Honavar Bunder

Photos of fishermen on the Sharavati at the Honavar Bunder by Arun Shanbhag
When we were kids, Honavar Bunder was an intriguing place. We’d spend all morning just hanging around the folks mending nets and running around upturned boats. The fishing boats fished at the estuary with the Arabian sea and usually came in just around lunch. If you had the patience for a late lunch, you could always get some very fresh fish curry. Walking across the Kasarkod bridge over the Sharavati river was the highlight of most evenings. Continue reading “Honavar Bunder”

Video: Weaving Jaaii Flowers


During recent travels, I was visiting relatives in Honavar, Karnataka – a sleepy coastal town south of Kumta (see google map below). I had stopped by a family store to add money to my pre-paid cell phone. There, this older gentleman was weaving these delicate pink buds called jaaii-che kaLo. These buds only sprout after the monsoon rains (June – August), have a delicate fragrance and are highly sought after during the festival season in July-September. It was a simple, yet mesmerizingly beautiful weave and he agreed to let me record it on my flip video. Continue reading “Video: Weaving Jaaii Flowers”
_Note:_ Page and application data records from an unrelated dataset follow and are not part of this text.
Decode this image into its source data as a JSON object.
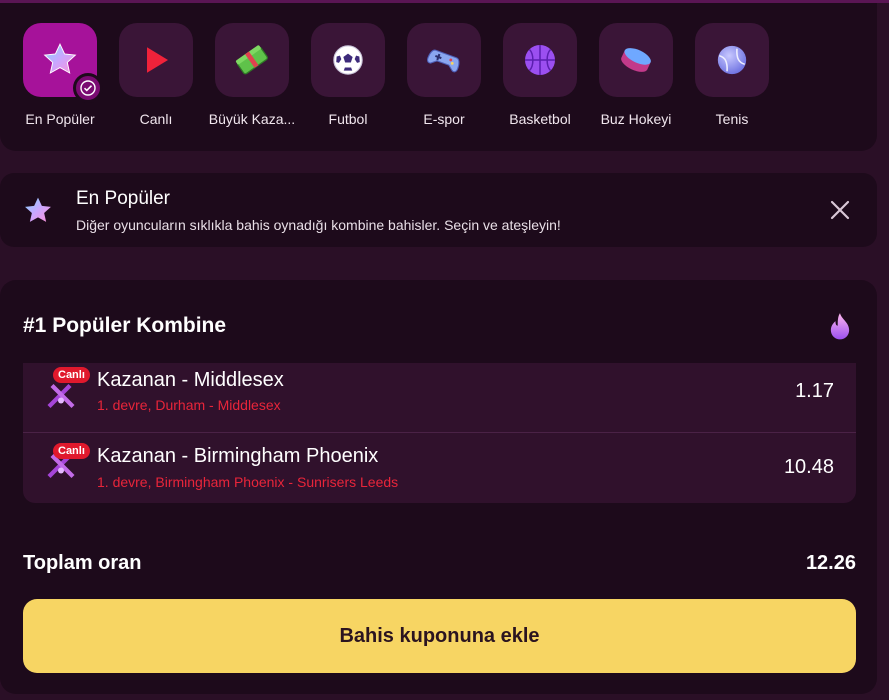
{
  "categories": [
    {
      "label": "En Popüler",
      "icon": "star-icon",
      "active": true
    },
    {
      "label": "Canlı",
      "icon": "play-icon",
      "active": false
    },
    {
      "label": "Büyük Kaza...",
      "icon": "money-icon",
      "active": false
    },
    {
      "label": "Futbol",
      "icon": "soccer-ball-icon",
      "active": false
    },
    {
      "label": "E-spor",
      "icon": "gamepad-icon",
      "active": false
    },
    {
      "label": "Basketbol",
      "icon": "basketball-icon",
      "active": false
    },
    {
      "label": "Buz Hokeyi",
      "icon": "hockey-puck-icon",
      "active": false
    },
    {
      "label": "Tenis",
      "icon": "tennis-ball-icon",
      "active": false
    }
  ],
  "info": {
    "title": "En Popüler",
    "description": "Diğer oyuncuların sıklıkla bahis oynadığı kombine bahisler. Seçin ve ateşleyin!"
  },
  "combo": {
    "title": "#1 Popüler Kombine",
    "bets": [
      {
        "live_badge": "Canlı",
        "name": "Kazanan - Middlesex",
        "detail": "1. devre, Durham - Middlesex",
        "odds": "1.17"
      },
      {
        "live_badge": "Canlı",
        "name": "Kazanan - Birmingham Phoenix",
        "detail": "1. devre, Birmingham Phoenix - Sunrisers Leeds",
        "odds": "10.48"
      }
    ],
    "total_label": "Toplam oran",
    "total_value": "12.26",
    "cta_label": "Bahis kuponuna ekle"
  },
  "colors": {
    "background": "#2a0f26",
    "panel": "#1d0a1b",
    "active_tile": "#a6129a",
    "tile": "#3a1537",
    "live_red": "#e0192d",
    "cta_yellow": "#f7d563"
  }
}
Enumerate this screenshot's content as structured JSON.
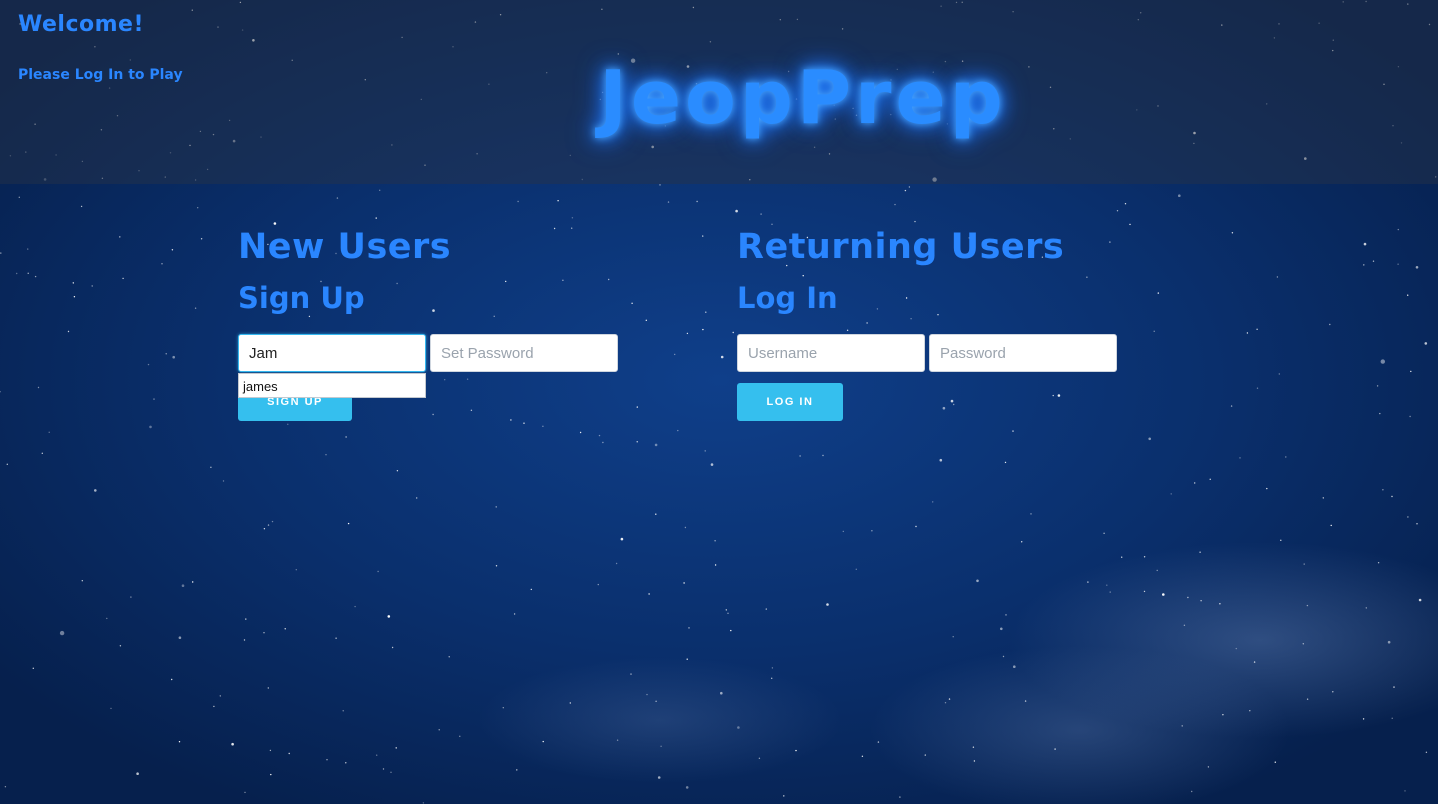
{
  "header": {
    "welcome": "Welcome!",
    "login_prompt": "Please Log In to Play",
    "logo": "JeopPrep"
  },
  "new_users": {
    "title": "New Users",
    "subtitle": "Sign Up",
    "username_value": "Jam",
    "password_placeholder": "Set Password",
    "autocomplete_suggestion": "james",
    "button_label": "SIGN UP"
  },
  "returning_users": {
    "title": "Returning Users",
    "subtitle": "Log In",
    "username_placeholder": "Username",
    "password_placeholder": "Password",
    "button_label": "LOG IN"
  },
  "colors": {
    "accent_text": "#2a86ff",
    "button": "#35bfee",
    "background": "#0a2f6c"
  }
}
Dhanya in Honavar

My cousin brother is a bhat-maam (priest) in the small konkan town of Honavar, 15 miles south of Kumta. His parents had insisted he get a college degree – so after his BA in Economics he still decided to follow their priestly traditions. They live in spartan accommodations beside the temple. I have fond memories of visiting them during my school summer vacations. Every morning we herded cows to a distant pasture. There we would bathe in a local stream! 🙂 O, what joys for a city brat. Now I only visit during my India trips and don't herd cows. Can't forget my roots, which need constant nourishing!

His daughter, Dhanya is the cutest girl I have seen. Here I had to interrupt her doodling on the kitchen floor. The beam of light is from a makeshift skylight. A couple of terracotta tiles in the roof are replaced with a sheet of glass. Wisps of smoke are from the burning wood embers used for cooking. They have a gas cooking range, but my aunt grew up using a wood fire and rarely uses the range. The old-style door has a sliding latch and the open pantry is lined with steel dabbas.

What do you need to be happy? You'd be right if you guessed – a divine daughter and a row of mithai-filled dabbas! I am currently batting zero for a million!

Blog at WordPress.com.

Up ↑